VIII. Employees and self-employed persons
According to section 4(1) of the Employment Ordinance ( Cap. 57 ), it applies in general only to employer-employee relationship that is governed by a contract of employment. Employees enjoy rights, privilege and obligations that are not found with self-employed persons or independent contractor. An employee is an individual who is engaged under a contract of employment.
The Employment Ordinance applies to employers and their employees who are engaged under contracts of employment (Note), and only those employees are entitled to the rights and benefits that are provided under the Employment Ordinance . To avoid unnecessary disputes, it is important to delineate between the status of an employee and a contractor (or self-employed person) when both parties enter into a service contract.
(Note: The Employment Ordinance applies to every employee who is engaged under a contract of employment, with the following exceptions:
- persons who are family members of the business proprietor by whom they are employed, and also live in the same dwelling as that proprietor;
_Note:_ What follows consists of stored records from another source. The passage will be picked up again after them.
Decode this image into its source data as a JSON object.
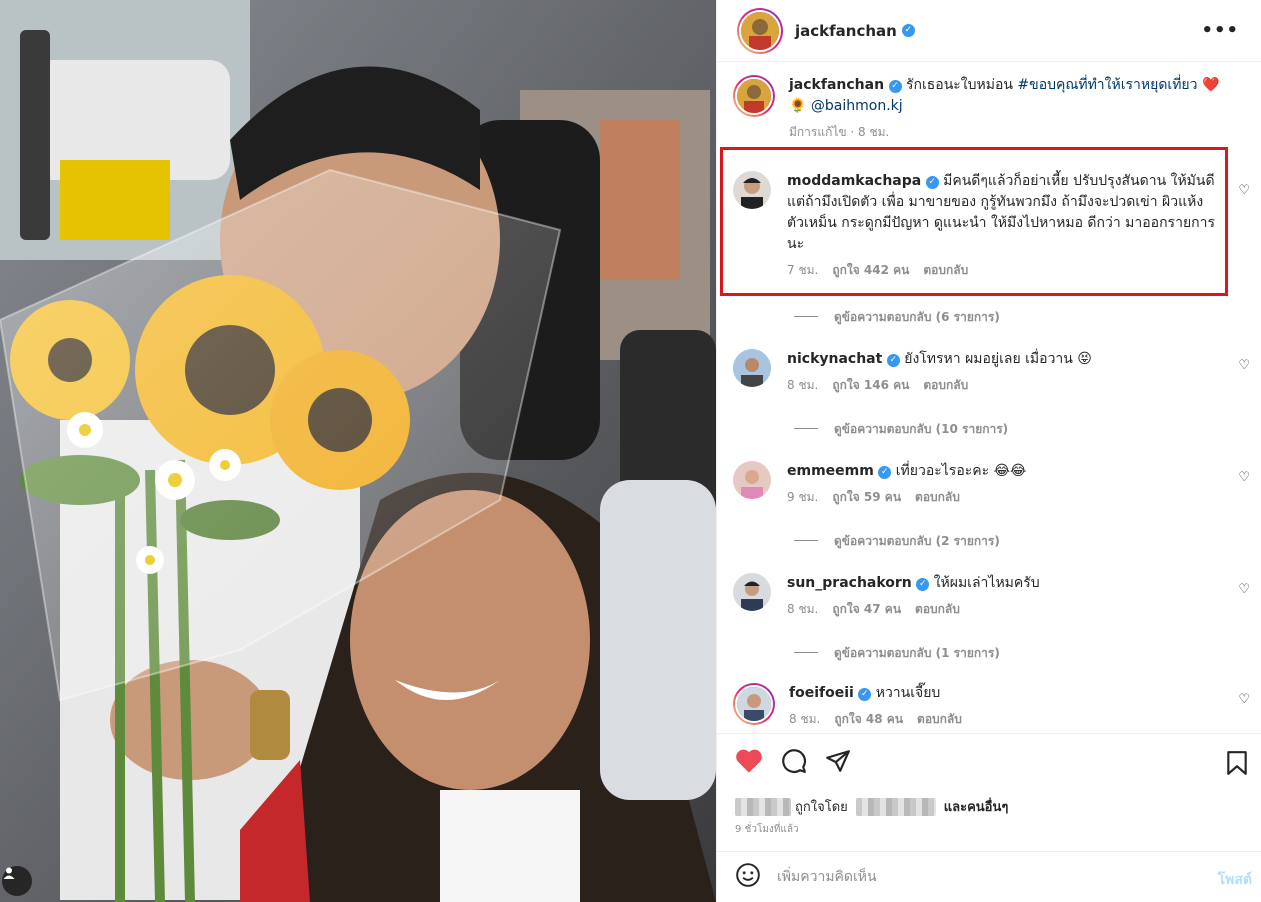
{
  "post": {
    "username": "jackfanchan",
    "caption_user": "jackfanchan",
    "caption_text": "รักเธอนะใบหม่อน",
    "caption_hashtag": "#ขอบคุณที่ทำให้เราหยุดเที่ยว",
    "caption_heart": "❤️",
    "caption_sunflower": "🌻",
    "caption_mention": "@baihmon.kj",
    "caption_meta": "มีการแก้ไข · 8 ชม."
  },
  "comments": [
    {
      "user": "moddamkachapa",
      "text": "มีคนดีๆแล้วก็อย่าเหี้ย ปรับปรุงสันดาน ให้มันดี แต่ถ้ามึงเปิดตัว เพื่อ มาขายของ กูรู้ทันพวกมึง ถ้ามึงจะปวดเข่า ผิวแห้ง ตัวเหม็น กระดูกมีปัญหา ดูแนะนำ ให้มึงไปหาหมอ ดีกว่า มาออกรายการนะ",
      "time": "7 ชม.",
      "likes": "ถูกใจ 442 คน",
      "reply": "ตอบกลับ",
      "view_replies": "ดูข้อความตอบกลับ (6 รายการ)"
    },
    {
      "user": "nickynachat",
      "text": "ยังโทรหา ผมอยู่เลย เมื่อวาน 😝",
      "time": "8 ชม.",
      "likes": "ถูกใจ 146 คน",
      "reply": "ตอบกลับ",
      "view_replies": "ดูข้อความตอบกลับ (10 รายการ)"
    },
    {
      "user": "emmeemm",
      "text": "เที่ยวอะไรอะคะ 😂😂",
      "time": "9 ชม.",
      "likes": "ถูกใจ 59 คน",
      "reply": "ตอบกลับ",
      "view_replies": "ดูข้อความตอบกลับ (2 รายการ)"
    },
    {
      "user": "sun_prachakorn",
      "text": "ให้ผมเล่าไหมครับ",
      "time": "8 ชม.",
      "likes": "ถูกใจ 47 คน",
      "reply": "ตอบกลับ",
      "view_replies": "ดูข้อความตอบกลับ (1 รายการ)"
    },
    {
      "user": "foeifoeii",
      "text": "หวานเจี๊ยบ",
      "time": "8 ชม.",
      "likes": "ถูกใจ 48 คน",
      "reply": "ตอบกลับ"
    }
  ],
  "footer": {
    "liked_by": "ถูกใจโดย",
    "and_others": "และคนอื่นๆ",
    "posted_ago": "9 ชั่วโมงที่แล้ว",
    "add_comment_placeholder": "เพิ่มความคิดเห็น",
    "post_button": "โพสต์"
  },
  "icons": {
    "heart": "heart-icon",
    "comment": "comment-icon",
    "share": "share-icon",
    "save": "bookmark-icon",
    "emoji": "emoji-icon",
    "more": "more-options-icon",
    "tag": "user-tag-icon"
  },
  "colors": {
    "highlight_box": "#d7191f",
    "liked_heart": "#ed4956",
    "verified": "#3897f0",
    "link": "#00376b"
  }
}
- employees as defined in the Contracts for Employment Outside Hong Kong Ordinance ;
- persons who are serving under crew agreements within the meaning of the Merchant Shipping (Seafarers) Ordinance , or on board a ship that is not registered in Hong Kong;
- contracts of apprenticeship registered under the Apprenticeship Ordinance except to the extent provided in that Ordinance.)
There is no one single conclusive test to distinguish a contract of employment from a contract for service. Some factors to be considered in identifying a contract of employment are as follows:
- Who decides on the matters of recruitment and dismissal of workers?
- Who pays for the workers’ wages and in what ways?
- Who determines the production process, timing and method of production?
B. Ownership and provision of factors of production
- Who provides the tools and equipment?
- Who provides the work place and materials?
C. Economic considerations
- Do the workers carry on business on their own account or carry on the business for their employers?
- Are the workers involved in any prospect of profit, or are they liable for any risk of loss?
- How are the worker’s earnings calculated and profits derived?
The relevant factors to be considered are determined by the circumstances of each case. For example, workers who bring their own tools and materials for their work are more likely to work under contracts for service by independent contractors. In contrast, those who are fully provided with tools and materials by their bosses are more likely to work under contracts of employment.
In delineating an individual case, all relevant factors should be carefully weighted and an evaluation and analysis of the factual circumstances in which the work is performed should be carried out. You can also refer to the Labour Department’s webpage for more information.
For further reference, the Inland Revenue Department has a set of criteria for determining whether a service contract is a contract of employment. The major criteria are highlighted as follows:
- there is no employment-type benefit (e.g. money, annual leave, sick leave or pension) provided for the service carried out;
- the service is not required to be carried out personally (e.g. can hire assistants/sub-contactors);
- the performance of the service is not subject to the control or supervision that may be commonly exercised by an employer in relation to the performance of an employee’s duties;
- the remuneration is not paid or credited periodically (e.g. weekly or monthly) as is common with employment contracts;
- neither the service provider nor the receiver has the right to terminate the service contract before the expiry of the contract or before the job finished, by giving prior termination notice/money in lieu of notice to the other party; and
- neither party in the service contract has intended to lead members of the public to believe that an employment relationship exists.
If all of these criteria have been satisfied, then a contract of employment is unlikely to exist. For more details on the criteria, please see the Inland Revenue Department’s webpage .
In cases of dispute about whether or not the subject contract is a contract of employment, the jurisdiction or judgment rests with the Court. A local case was finally heard before the UK’s Judicial Committee of Privy Council in 1997 (the final appellant court for Hong Kong before 1 July 1997). The Appellant, a golf club caddie, did not have a written employment contract, and there was also no guarantee by the club that he would get any work from the players at the club. However, there was an agreed payment rate per round and he was also required to wear a uniform provided by the club. The Privy Council ruled that he was an independent contractor/self-employed person rather than an employee because there was no mutual employment obligation between the club and the Appellant.
However, the Privy Council reiterated that whether or not a contract of employment existed has to be determined by investigation and evaluation of all the factual circumstances in which the work is performed. In other words, no exhaustive list of factors or strict rules governs the relative weight of each factor when making the decision.